Without any pictures, restate the full set of records below exactly.

Stored items
● ● ● ● ●

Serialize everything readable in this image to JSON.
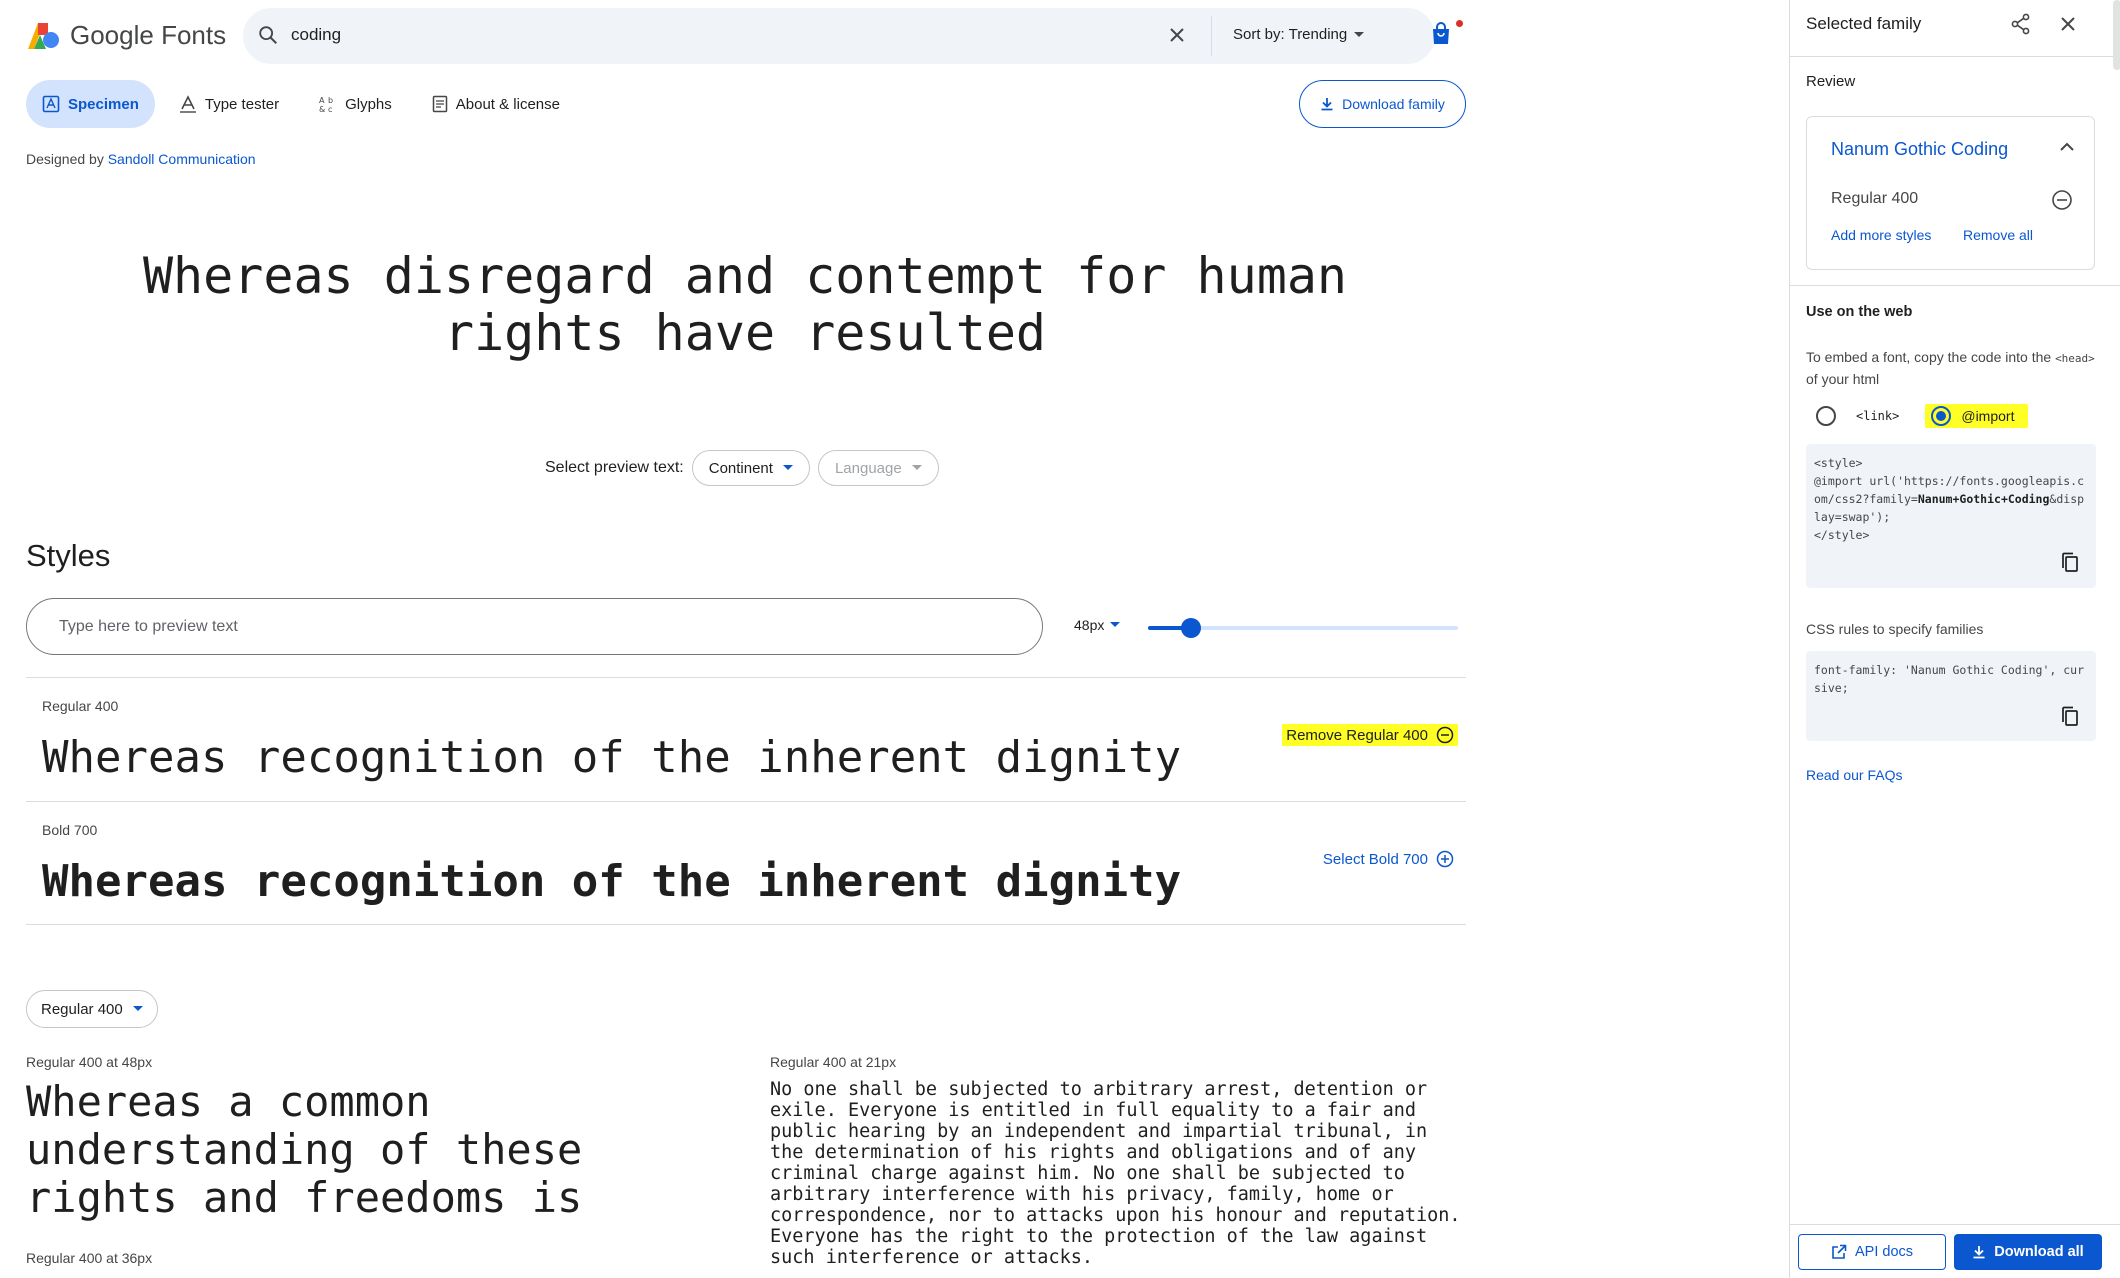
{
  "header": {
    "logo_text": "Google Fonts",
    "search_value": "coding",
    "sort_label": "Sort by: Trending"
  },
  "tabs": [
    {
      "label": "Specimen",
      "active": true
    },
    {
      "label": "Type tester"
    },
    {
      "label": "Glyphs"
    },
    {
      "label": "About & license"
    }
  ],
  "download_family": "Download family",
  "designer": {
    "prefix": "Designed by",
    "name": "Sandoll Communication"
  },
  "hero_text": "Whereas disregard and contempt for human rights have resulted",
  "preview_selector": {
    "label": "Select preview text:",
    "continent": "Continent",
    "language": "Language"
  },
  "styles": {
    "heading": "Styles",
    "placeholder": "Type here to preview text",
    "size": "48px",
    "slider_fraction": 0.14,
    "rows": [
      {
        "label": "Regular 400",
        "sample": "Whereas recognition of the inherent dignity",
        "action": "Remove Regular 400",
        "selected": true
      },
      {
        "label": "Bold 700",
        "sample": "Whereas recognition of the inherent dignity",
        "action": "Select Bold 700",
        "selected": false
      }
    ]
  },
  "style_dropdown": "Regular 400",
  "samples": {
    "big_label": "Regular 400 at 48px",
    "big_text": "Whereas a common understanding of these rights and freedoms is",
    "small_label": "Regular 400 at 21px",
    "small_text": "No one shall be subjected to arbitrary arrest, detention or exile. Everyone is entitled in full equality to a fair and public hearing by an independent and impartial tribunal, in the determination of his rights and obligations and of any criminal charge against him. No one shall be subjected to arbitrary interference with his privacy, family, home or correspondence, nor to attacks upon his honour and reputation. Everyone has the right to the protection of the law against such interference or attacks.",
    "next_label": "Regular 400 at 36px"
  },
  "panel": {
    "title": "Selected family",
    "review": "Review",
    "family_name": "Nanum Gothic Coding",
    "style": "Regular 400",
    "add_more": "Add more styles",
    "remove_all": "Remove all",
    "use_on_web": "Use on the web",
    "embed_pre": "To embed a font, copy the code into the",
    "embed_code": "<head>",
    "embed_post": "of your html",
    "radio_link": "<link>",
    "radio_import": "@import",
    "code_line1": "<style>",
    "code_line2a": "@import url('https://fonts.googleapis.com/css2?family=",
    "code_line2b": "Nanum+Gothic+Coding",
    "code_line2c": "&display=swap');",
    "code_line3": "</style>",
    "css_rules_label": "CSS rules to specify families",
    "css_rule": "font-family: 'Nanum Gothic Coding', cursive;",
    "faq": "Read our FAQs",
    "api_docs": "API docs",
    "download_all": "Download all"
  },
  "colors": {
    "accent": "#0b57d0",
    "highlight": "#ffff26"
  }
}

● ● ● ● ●

§ **OUTPUT OF THE EXERCISE**
Serialize everything readable in this image to JSON.
{
  "header": {
    "logo_text": "Google Fonts",
    "search_value": "coding",
    "sort_label": "Sort by: Trending"
  },
  "tabs": [
    {
      "label": "Specimen",
      "active": true
    },
    {
      "label": "Type tester"
    },
    {
      "label": "Glyphs"
    },
    {
      "label": "About & license"
    }
  ],
  "download_family": "Download family",
  "designer": {
    "prefix": "Designed by",
    "name": "Sandoll Communication"
  },
  "hero_text": "Whereas disregard and contempt for human rights have resulted",
  "preview_selector": {
    "label": "Select preview text:",
    "continent": "Continent",
    "language": "Language"
  },
  "styles": {
    "heading": "Styles",
    "placeholder": "Type here to preview text",
    "size": "48px",
    "slider_fraction": 0.14,
    "rows": [
      {
        "label": "Regular 400",
        "sample": "Whereas recognition of the inherent dignity",
        "action": "Remove Regular 400",
        "selected": true
      },
      {
        "label": "Bold 700",
        "sample": "Whereas recognition of the inherent dignity",
        "action": "Select Bold 700",
        "selected": false
      }
    ]
  },
  "style_dropdown": "Regular 400",
  "samples": {
    "big_label": "Regular 400 at 48px",
    "big_text": "Whereas a common understanding of these rights and freedoms is",
    "small_label": "Regular 400 at 21px",
    "small_text": "No one shall be subjected to arbitrary arrest, detention or exile. Everyone is entitled in full equality to a fair and public hearing by an independent and impartial tribunal, in the determination of his rights and obligations and of any criminal charge against him. No one shall be subjected to arbitrary interference with his privacy, family, home or correspondence, nor to attacks upon his honour and reputation. Everyone has the right to the protection of the law against such interference or attacks.",
    "next_label": "Regular 400 at 36px"
  },
  "panel": {
    "title": "Selected family",
    "review": "Review",
    "family_name": "Nanum Gothic Coding",
    "style": "Regular 400",
    "add_more": "Add more styles",
    "remove_all": "Remove all",
    "use_on_web": "Use on the web",
    "embed_pre": "To embed a font, copy the code into the",
    "embed_code": "<head>",
    "embed_post": "of your html",
    "radio_link": "<link>",
    "radio_import": "@import",
    "code_line1": "<style>",
    "code_line2a": "@import url('https://fonts.googleapis.com/css2?family=",
    "code_line2b": "Nanum+Gothic+Coding",
    "code_line2c": "&display=swap');",
    "code_line3": "</style>",
    "css_rules_label": "CSS rules to specify families",
    "css_rule": "font-family: 'Nanum Gothic Coding', cursive;",
    "faq": "Read our FAQs",
    "api_docs": "API docs",
    "download_all": "Download all"
  },
  "colors": {
    "accent": "#0b57d0",
    "highlight": "#ffff26"
  }
}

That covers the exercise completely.